START Records provided

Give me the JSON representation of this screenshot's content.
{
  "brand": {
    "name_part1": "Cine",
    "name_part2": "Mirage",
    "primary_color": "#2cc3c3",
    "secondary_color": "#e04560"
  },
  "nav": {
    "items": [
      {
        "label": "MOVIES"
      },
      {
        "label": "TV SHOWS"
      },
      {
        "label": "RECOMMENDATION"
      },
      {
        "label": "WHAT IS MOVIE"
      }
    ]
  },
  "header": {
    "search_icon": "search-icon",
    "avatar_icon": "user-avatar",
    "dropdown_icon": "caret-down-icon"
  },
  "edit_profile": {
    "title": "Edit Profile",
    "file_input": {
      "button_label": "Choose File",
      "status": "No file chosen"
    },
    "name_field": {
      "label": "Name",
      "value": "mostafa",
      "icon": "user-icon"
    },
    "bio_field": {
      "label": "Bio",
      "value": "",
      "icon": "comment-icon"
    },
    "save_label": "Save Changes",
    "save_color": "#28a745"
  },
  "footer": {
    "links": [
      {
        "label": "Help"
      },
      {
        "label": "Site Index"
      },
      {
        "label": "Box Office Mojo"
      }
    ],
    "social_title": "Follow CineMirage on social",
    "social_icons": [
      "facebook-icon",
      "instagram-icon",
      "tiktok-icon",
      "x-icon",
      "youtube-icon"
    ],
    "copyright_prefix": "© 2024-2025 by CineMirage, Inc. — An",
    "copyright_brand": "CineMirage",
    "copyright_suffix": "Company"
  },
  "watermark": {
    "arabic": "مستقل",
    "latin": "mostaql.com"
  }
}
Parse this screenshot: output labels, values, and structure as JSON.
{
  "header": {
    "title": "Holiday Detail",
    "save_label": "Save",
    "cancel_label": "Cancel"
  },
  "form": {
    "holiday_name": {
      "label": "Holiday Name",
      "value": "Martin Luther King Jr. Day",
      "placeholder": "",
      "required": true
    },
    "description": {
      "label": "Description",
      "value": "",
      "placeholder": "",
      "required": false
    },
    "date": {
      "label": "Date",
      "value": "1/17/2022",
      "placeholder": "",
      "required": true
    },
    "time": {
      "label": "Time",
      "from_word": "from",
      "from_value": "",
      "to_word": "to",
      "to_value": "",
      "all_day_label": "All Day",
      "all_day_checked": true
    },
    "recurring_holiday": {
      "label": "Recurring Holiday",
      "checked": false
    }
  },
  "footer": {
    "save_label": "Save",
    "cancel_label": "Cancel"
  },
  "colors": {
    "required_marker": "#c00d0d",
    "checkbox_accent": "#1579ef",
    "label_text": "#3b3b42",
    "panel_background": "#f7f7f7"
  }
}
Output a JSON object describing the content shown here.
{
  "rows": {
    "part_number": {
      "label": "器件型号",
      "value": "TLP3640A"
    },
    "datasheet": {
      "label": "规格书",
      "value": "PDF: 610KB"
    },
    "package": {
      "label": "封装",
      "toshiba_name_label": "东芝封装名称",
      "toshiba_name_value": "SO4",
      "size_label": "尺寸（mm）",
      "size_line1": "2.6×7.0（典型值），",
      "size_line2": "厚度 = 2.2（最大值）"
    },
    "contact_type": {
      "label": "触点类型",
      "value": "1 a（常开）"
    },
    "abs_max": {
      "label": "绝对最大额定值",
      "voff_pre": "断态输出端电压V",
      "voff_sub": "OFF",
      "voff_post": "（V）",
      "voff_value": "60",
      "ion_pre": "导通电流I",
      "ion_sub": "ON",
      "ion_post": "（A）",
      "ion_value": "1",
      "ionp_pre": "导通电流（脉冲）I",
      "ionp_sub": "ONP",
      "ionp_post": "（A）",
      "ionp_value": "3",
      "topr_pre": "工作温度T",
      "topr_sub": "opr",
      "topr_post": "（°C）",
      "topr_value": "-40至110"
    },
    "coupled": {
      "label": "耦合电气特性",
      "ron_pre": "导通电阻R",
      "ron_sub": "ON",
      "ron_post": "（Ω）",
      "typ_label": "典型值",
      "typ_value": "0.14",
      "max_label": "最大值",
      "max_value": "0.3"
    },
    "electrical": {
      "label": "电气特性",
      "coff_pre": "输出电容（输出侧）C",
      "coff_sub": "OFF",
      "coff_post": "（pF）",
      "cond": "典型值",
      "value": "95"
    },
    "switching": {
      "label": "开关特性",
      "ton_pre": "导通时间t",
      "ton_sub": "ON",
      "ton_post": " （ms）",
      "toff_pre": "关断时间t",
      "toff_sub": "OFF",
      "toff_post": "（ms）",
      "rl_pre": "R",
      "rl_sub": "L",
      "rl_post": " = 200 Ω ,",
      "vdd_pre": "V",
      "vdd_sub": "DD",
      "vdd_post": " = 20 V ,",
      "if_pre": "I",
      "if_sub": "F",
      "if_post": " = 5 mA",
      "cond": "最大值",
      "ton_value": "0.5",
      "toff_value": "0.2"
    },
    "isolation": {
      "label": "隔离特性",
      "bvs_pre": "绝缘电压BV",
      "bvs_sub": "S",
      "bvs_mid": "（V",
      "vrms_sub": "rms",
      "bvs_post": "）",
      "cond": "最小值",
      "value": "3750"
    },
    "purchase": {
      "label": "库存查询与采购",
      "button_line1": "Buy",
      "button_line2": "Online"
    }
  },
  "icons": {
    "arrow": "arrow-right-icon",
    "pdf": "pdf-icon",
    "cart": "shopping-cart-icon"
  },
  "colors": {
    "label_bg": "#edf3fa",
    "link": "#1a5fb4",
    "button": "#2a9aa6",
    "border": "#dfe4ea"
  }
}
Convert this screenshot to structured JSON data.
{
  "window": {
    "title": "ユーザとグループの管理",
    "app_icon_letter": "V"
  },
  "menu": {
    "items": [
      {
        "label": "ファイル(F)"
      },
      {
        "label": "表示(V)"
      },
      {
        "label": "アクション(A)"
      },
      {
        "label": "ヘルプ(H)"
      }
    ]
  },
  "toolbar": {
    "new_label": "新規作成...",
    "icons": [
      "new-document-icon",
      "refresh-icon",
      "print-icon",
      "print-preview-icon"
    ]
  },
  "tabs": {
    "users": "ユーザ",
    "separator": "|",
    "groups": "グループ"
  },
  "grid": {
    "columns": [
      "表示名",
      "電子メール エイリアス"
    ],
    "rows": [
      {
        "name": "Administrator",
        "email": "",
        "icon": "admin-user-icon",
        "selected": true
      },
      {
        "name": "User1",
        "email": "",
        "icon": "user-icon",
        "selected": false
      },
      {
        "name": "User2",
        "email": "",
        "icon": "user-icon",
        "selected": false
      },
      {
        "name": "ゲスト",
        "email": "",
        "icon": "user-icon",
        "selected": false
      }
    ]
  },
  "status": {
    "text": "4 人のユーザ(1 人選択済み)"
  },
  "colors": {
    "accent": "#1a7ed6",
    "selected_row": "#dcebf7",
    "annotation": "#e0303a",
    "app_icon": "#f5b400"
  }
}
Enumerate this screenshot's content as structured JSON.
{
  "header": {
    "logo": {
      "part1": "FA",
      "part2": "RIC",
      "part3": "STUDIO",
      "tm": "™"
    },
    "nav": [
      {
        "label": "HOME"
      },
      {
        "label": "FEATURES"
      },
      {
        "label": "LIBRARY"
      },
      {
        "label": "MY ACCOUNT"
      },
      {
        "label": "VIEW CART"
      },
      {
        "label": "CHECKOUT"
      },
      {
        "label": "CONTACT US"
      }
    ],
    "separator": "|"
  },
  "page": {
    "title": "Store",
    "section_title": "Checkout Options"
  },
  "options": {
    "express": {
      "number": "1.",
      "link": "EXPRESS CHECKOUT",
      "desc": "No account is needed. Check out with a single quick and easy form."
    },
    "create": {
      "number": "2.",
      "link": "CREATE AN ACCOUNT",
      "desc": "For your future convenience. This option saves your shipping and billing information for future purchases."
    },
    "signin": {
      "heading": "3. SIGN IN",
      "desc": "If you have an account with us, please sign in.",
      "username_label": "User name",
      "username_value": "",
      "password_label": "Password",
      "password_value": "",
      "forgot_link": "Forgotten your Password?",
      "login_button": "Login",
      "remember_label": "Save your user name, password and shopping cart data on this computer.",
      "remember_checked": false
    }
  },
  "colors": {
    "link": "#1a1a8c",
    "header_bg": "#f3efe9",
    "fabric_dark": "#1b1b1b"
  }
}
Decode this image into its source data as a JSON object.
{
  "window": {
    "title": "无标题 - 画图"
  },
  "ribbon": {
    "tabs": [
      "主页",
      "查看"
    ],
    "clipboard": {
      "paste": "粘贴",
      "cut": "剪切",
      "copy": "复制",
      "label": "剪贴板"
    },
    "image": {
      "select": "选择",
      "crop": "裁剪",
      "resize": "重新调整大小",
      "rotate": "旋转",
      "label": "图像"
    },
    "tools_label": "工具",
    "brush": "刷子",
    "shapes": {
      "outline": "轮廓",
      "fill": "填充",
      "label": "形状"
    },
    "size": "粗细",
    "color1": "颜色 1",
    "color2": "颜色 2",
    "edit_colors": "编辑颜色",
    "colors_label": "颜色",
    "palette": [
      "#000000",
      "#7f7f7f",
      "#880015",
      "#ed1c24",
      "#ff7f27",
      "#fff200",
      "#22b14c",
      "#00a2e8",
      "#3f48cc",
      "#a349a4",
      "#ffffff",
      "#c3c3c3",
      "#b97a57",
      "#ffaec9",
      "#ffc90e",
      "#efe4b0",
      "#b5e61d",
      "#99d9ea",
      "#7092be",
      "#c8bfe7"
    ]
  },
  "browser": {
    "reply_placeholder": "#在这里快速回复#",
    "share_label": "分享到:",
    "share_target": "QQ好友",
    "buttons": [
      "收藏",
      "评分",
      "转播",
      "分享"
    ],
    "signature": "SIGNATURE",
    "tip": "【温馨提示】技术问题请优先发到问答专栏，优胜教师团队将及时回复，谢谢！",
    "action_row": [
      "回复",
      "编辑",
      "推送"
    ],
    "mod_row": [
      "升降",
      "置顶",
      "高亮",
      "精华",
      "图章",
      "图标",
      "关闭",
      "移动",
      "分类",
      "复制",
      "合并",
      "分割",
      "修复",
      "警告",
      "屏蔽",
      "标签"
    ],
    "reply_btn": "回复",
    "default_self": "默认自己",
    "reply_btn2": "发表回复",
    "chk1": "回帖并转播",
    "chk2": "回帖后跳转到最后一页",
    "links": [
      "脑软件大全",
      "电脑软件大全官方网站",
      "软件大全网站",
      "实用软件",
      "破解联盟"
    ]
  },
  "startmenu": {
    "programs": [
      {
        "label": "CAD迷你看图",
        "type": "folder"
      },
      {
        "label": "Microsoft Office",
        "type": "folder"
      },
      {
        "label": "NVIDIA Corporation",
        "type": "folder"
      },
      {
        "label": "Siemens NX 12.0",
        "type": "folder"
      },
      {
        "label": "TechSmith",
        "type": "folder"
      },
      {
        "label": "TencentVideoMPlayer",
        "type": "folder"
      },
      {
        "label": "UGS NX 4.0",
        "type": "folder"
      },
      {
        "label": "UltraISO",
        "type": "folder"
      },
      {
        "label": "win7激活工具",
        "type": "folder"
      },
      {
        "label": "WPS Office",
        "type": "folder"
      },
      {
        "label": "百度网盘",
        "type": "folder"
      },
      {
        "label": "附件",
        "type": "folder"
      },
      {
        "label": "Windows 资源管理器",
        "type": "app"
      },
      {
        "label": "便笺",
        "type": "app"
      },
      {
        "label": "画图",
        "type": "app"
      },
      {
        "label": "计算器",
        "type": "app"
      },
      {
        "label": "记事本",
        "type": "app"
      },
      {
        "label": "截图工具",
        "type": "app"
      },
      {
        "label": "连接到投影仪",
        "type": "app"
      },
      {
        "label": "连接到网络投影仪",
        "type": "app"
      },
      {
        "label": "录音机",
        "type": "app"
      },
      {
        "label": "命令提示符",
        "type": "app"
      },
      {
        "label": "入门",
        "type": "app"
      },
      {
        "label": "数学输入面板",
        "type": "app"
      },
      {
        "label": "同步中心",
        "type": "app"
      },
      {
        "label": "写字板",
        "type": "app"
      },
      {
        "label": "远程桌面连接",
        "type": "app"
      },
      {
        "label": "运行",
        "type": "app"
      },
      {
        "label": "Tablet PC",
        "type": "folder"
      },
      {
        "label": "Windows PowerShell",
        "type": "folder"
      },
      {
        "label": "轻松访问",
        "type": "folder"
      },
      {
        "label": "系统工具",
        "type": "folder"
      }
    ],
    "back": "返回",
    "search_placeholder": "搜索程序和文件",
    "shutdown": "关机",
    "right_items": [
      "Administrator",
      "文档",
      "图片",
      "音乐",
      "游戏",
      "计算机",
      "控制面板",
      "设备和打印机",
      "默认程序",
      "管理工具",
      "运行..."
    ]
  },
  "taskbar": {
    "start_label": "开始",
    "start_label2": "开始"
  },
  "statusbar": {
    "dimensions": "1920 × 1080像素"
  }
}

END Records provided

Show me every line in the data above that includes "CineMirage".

    "social_title": "Follow CineMirage on social",
    "copyright_prefix": "© 2024-2025 by CineMirage, Inc. — An",
    "copyright_brand": "CineMirage",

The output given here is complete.